[36] Smith v. Singletary, 170 F.3d 1051, 1054 (11th Cir.1999) (defense counsel was not ineffective in advising criminal client that his out-of-state prior conviction could not be used to enhance his sentence under Florida habitual violent-offender statute when that statute lacked clarity at time advice was given); United States v. McNamara, 74 F.3d 514, 516-17 (4th Cir.1996) (counsel was not constitutionally deficient for following controlling law of circuit that willfulness was not an element of structuring financial transactions to avoid currency reporting requirements even though Supreme Court had granted certiorari on that issue at time legal advice was given; "an attorney's failure to anticipate a new rule of law was not constitutionally deficient"); Pitts v. Cook, 923 F.2d 1568, 1573-74 (11th Cir. 1991) (counsel's failure to raise Batson-type claim before Batson was decided by Supreme Court was not constitutionally ineffective assistance of counsel); Honeycutt v. Mahoney, 698 F.2d 213, 217 (4th Cir.1983) (defendant's trial counsel was not ineffective for failing to object to instructions regarding presumption of malice and unlawfulness when Supreme Court decisions supporting challenges to such presumptions had not been delivered at time of trial); Cooks v. United States, 461 F.2d 530, 532 (5th Cir.1972) (noting that "counsel's inability to foresee future pronouncements [by the courts] ... does not render counsel's representation ineffective.... Clairvoyance is not a required attribute of effective representation"; holding counsel ineffective when controlling Supreme Court precedents, decided more than a decade before counsel rendered his advice, demonstrated that his advice was erroneous). Of course, the more longstanding and well-settled the legal proposition, the more likely counsel will be deemed deficient if he is ignorant of it.
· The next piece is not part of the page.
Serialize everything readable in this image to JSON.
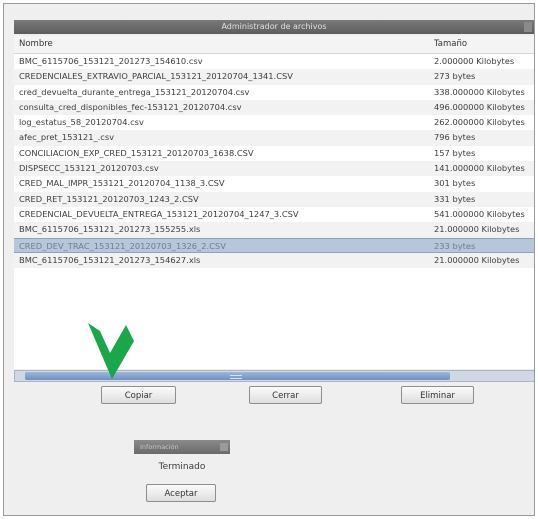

[37] 981 S.W.2d 183 (Tex.Crim.App.1998).

[38] Id. at 184; see also Vaughn v. State, 931 S.W.2d 564, 567 (Tex.Crim.App.1996) ("We have said that basing an ineffective assistance claim on caselaw that is unsettled at the time of counsel's actions `would be to engage in the kind of hindsight examination of effectiveness of counsel the Supreme Court expressly disavowed in Strickland'"); Calderon v. State, 950 S.W.2d 121, 133 (Tex.App.-El Paso1997, no pet.) ("Failure to follow a procedural point whose requirements are unsettled at the time of trial is not indicative of ineffective assistance standing alone"); Saucedo v. State, 756 S.W.2d 388, 393-94 (Tex. App.-San Antonio 1988, no pet.) ("In judging the effectiveness of counsel's assistance, a reviewing court looks to the totality of the representation as of the time of trial, not through hindsight"; counsel cannot be faulted for not anticipating law which was not clarified until highest court handed down definitive opinion).